Those of us who have seen the hilarious movie, Good Morning, Vietnam, starring Robin Williams, remember the title words. Sometimes they just make you laugh as you flashback to a scene from that 1987 movie. Robin Williams portrays Adrian Cronauer, a real-life DJ during the Vietnam Conflict. But, Robin Williams’ funny ad libs represented Williams more than Cronauer. While doing my research, I got off on this tangent and learned the movie’s producer and director would not let Williams meet Cronauer before the movie was finished, fearing that instead of bringing forth his natural humor, Williams would accurately portray Cronauer. You see, they had rewritten Cronauer’s unsuccessful screenplay to take advantage of Williams’ talents.

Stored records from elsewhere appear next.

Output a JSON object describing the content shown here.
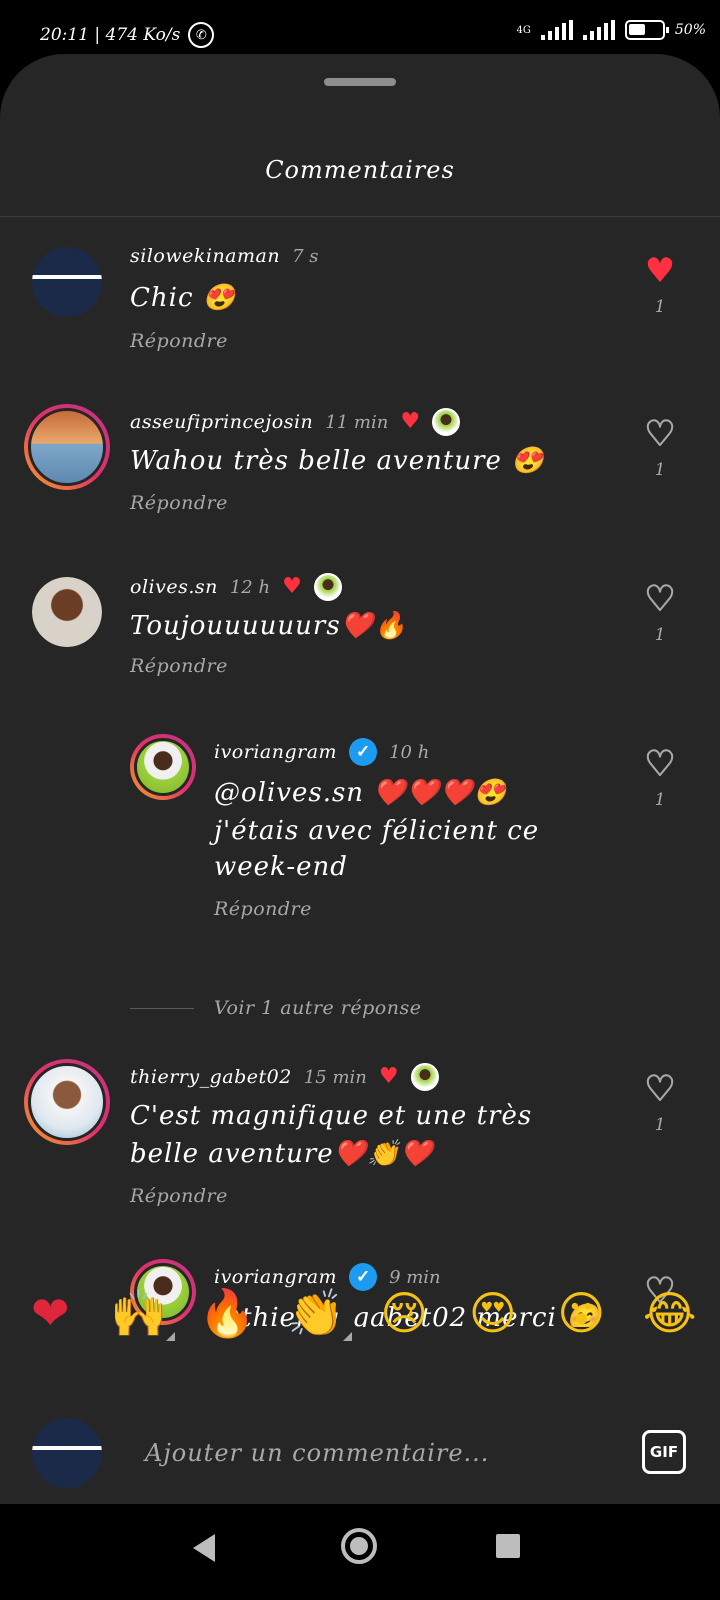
{
  "status_bar": {
    "time_speed": "20:11 | 474 Ko/s",
    "network": "4G",
    "battery": "50%",
    "whatsapp_icon": "whatsapp-icon"
  },
  "sheet": {
    "title": "Commentaires"
  },
  "comments": [
    {
      "username": "silowekinaman",
      "time": "7 s",
      "text": "Chic 😍",
      "reply_label": "Répondre",
      "likes": "1",
      "liked": true,
      "author_liked": false
    },
    {
      "username": "asseufiprincejosin",
      "time": "11 min",
      "text": "Wahou très belle aventure 😍",
      "reply_label": "Répondre",
      "likes": "1",
      "liked": false,
      "author_liked": true
    },
    {
      "username": "olives.sn",
      "time": "12 h",
      "text": "Toujouuuuuurs❤️🔥",
      "reply_label": "Répondre",
      "likes": "1",
      "liked": false,
      "author_liked": true
    },
    {
      "username": "ivoriangram",
      "time": "10 h",
      "verified": true,
      "text_line1": "@olives.sn ❤️❤️❤️😍",
      "text_line2": "j'étais avec félicient ce",
      "text_line3": "week-end",
      "reply_label": "Répondre",
      "likes": "1",
      "liked": false
    },
    {
      "username": "thierry_gabet02",
      "time": "15 min",
      "text_line1": "C'est magnifique et une très",
      "text_line2": "belle aventure❤️👏❤️",
      "reply_label": "Répondre",
      "likes": "1",
      "liked": false,
      "author_liked": true
    },
    {
      "username": "ivoriangram",
      "time": "9 min",
      "verified": true,
      "text": "@thierry_gabet02 merci 😊",
      "liked": false
    }
  ],
  "view_more": "Voir 1 autre réponse",
  "quick_reactions": [
    "❤",
    "🙌",
    "🔥",
    "👏",
    "😢",
    "😍",
    "😮",
    "😂"
  ],
  "composer": {
    "placeholder": "Ajouter un commentaire...",
    "gif_label": "GIF"
  },
  "colors": {
    "background": "#262626",
    "like_red": "#ff3040",
    "secondary_text": "#a8a8a8",
    "verified_blue": "#1d9bf0"
  }
}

I mention this because, as many of you know, I’m writing a series of novels on the Vietnam Conflict. My most recently completed manuscript is with an editor now. My newest project is about a real-life Vietnamese family and their escape from the Communist regime after the fall of South Vietnam. The patriarch of the family, a Vietnamese doctor, kept a journal about his life, including his family’s escape. I’m converting his family story from a journal to a memoir. I was researching local Vietnamese radio and TV stations in Saigon during that time period when I was reminded of this tidbit.
Pat Sajak, famous for two things, Wheel of Fortune and working with North Myrtle Beach’s Vanna White, was a Disc Jockey in the 1960s in Vietnam. He opened his morning radio show with “Good Morning, Vietnam.” According to Sajak’s own story, he was an Army Spc. 5th class and went to Vietnam as a financial clerk. He repeatedly requested that the Army allow him to become a DJ, like he had been in the States. Finally, they relented and sent him to Saigon. Here is a link to his story in Vietnam: https://www.uso.org/stories/283-wheel-of-fortune-host-pat-sajak-recounts-his-days-as-an-army-dj

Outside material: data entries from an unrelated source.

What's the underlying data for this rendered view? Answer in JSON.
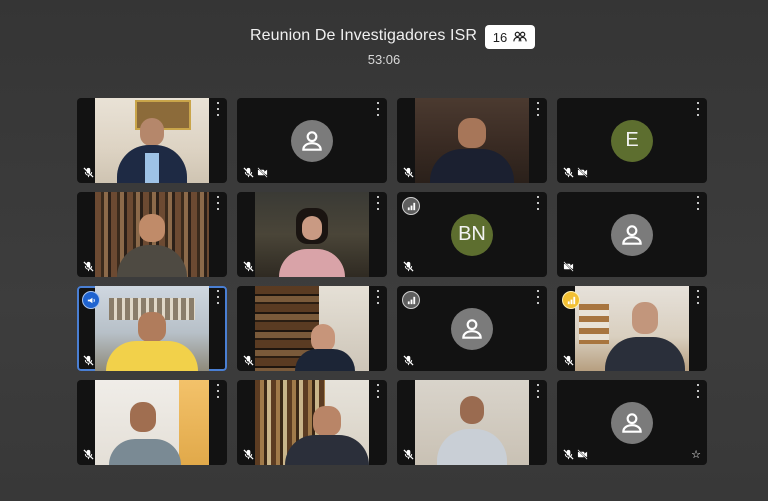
{
  "meeting": {
    "title": "Reunion De Investigadores ISR",
    "participant_count": "16",
    "elapsed": "53:06"
  },
  "colors": {
    "background": "#3a3a3a",
    "tile": "#121212",
    "avatar_gray": "#7b7b7b",
    "avatar_green": "#5d6e2f",
    "active_speaker": "#4a7fd3"
  },
  "tiles": [
    {
      "kind": "video",
      "mic": "muted",
      "cam": "on"
    },
    {
      "kind": "avatar",
      "mic": "muted",
      "cam": "off"
    },
    {
      "kind": "video",
      "mic": "muted",
      "cam": "on"
    },
    {
      "kind": "initials",
      "initials": "E",
      "mic": "muted",
      "cam": "off"
    },
    {
      "kind": "video",
      "mic": "muted",
      "cam": "on"
    },
    {
      "kind": "video",
      "mic": "muted",
      "cam": "on"
    },
    {
      "kind": "initials",
      "initials": "BN",
      "mic": "muted",
      "cam": "on",
      "badge": "signal"
    },
    {
      "kind": "avatar",
      "mic": "on",
      "cam": "off"
    },
    {
      "kind": "video",
      "mic": "muted",
      "cam": "on",
      "badge": "speaking",
      "active": true
    },
    {
      "kind": "video",
      "mic": "muted",
      "cam": "on"
    },
    {
      "kind": "avatar",
      "mic": "muted",
      "cam": "on",
      "badge": "signal"
    },
    {
      "kind": "video",
      "mic": "muted",
      "cam": "on",
      "badge": "signal-yellow"
    },
    {
      "kind": "video",
      "mic": "muted",
      "cam": "on"
    },
    {
      "kind": "video",
      "mic": "muted",
      "cam": "on"
    },
    {
      "kind": "video",
      "mic": "muted",
      "cam": "on"
    },
    {
      "kind": "avatar",
      "mic": "muted",
      "cam": "off",
      "pinned": true
    }
  ]
}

Anyway, in the memoir I am working on, the project was presented by my friend and associate, Jack (J. C.) Lightner of Charlotte, North Carolina, who, like me grew up in Parkersburg/Vienna, West Virginia. He introduced me to the middle daughter of the Vietnamese family, and I was immediately wrapped up in their story. It has everything in it—failed escapes, hiding from Communist authorities, being separated during the escape, being crammed into a boat, encounters with pirates, and living in a refugee camp before arriving in America and making the most of their new lives.
While I am still researching local Vietnamese radio and TV stations for their memoir, I thought I would share some of the tangents that can drive a writer off the beaten path while seeking answers to humanize their writing.